Chapter 2: Dominant Qyestions

2.1 The Edward Snowden Case Study: Does Technology Improve Security?

Widely hailed as a whistleblower, cyberstrategist, traitor or patriot, Edward Snowden, a 29-year-old intelligence contractor created waves in June 2013 when the Guardian newspaper released incriminating details of PRISM, a surveillance programme that allowed the National Security Agency (NSA) to collect Internet data from citizens through their online activity. “PRISM is considered a highly classified program that allows the National Security Agency and Federal Bureau of Investigation to retrieve data directly from Microsoft, Yahoo, Google, Facebook, PalTalk, AOL, Skype, YouTube, and Apple.” (Sottek & Kopfstein, 2013). Broadly, the PRISM surveillance programme collects information from metadata and content.
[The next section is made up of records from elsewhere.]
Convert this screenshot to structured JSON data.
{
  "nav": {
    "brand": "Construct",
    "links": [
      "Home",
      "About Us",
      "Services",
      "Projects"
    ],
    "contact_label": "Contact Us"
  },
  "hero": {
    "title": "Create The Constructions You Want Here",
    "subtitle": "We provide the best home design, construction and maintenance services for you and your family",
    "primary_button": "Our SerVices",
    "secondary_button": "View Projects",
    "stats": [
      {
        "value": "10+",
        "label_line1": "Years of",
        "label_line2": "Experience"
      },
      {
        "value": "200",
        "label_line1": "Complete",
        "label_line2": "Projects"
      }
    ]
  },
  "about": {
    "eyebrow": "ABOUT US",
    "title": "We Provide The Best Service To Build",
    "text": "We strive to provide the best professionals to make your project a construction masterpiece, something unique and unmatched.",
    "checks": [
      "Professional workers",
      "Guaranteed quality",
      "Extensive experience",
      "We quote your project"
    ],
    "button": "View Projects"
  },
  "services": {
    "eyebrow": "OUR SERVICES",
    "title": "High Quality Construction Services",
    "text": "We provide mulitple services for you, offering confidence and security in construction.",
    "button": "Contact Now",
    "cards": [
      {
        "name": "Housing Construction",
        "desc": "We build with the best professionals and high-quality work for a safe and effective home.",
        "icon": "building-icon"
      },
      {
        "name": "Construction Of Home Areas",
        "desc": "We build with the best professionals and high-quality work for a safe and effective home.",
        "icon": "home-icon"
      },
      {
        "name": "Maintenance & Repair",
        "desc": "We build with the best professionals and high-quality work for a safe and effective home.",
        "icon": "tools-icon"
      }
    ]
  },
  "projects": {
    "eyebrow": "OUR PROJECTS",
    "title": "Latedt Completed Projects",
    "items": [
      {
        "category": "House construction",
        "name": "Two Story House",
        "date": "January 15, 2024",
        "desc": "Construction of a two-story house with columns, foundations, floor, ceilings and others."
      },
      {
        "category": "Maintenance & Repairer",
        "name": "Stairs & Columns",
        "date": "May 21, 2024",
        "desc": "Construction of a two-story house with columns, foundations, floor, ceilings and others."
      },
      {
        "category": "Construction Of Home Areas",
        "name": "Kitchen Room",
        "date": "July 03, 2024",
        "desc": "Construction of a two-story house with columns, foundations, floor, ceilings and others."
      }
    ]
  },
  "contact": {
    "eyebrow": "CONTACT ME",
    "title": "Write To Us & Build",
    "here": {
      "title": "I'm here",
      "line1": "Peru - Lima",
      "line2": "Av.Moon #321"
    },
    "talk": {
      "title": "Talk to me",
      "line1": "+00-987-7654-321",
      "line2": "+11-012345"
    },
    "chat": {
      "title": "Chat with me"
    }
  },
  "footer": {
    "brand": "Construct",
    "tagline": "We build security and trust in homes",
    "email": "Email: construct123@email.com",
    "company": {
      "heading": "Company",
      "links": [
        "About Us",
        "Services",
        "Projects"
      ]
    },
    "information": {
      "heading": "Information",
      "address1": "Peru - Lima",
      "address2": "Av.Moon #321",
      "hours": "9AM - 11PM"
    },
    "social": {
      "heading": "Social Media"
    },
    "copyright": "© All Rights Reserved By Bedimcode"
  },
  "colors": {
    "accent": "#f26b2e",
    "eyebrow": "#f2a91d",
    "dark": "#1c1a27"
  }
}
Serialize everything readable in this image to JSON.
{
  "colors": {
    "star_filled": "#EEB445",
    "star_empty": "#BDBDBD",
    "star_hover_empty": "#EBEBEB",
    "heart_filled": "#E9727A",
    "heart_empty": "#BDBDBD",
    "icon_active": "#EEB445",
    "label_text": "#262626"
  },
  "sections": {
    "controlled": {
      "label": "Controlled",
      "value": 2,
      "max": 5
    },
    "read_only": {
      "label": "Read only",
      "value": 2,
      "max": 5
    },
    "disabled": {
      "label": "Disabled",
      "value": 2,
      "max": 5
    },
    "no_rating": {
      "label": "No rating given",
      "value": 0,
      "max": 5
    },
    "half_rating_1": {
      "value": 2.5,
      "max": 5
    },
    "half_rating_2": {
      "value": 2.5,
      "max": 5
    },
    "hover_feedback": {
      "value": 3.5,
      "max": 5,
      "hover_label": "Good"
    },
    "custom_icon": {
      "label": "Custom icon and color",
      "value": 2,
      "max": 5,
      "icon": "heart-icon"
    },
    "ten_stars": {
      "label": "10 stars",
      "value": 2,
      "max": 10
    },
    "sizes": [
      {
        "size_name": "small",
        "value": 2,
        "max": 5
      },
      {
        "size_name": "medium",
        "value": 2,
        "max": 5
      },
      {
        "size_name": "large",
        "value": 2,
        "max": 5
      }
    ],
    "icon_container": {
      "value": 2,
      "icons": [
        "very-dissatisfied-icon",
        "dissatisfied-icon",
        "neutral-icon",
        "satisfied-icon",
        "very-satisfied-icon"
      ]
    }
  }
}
While debates ensue on the details of the programmes and the extent of the surveillance that was put in place, the Snowden Case Study reinvigorated debates on privacy, extent of reach of the security paradigm and the role of technology. In the information age, the ability for legislation to chase developments in the cyber domain has been lacklustre at best.

The Snowden Leaks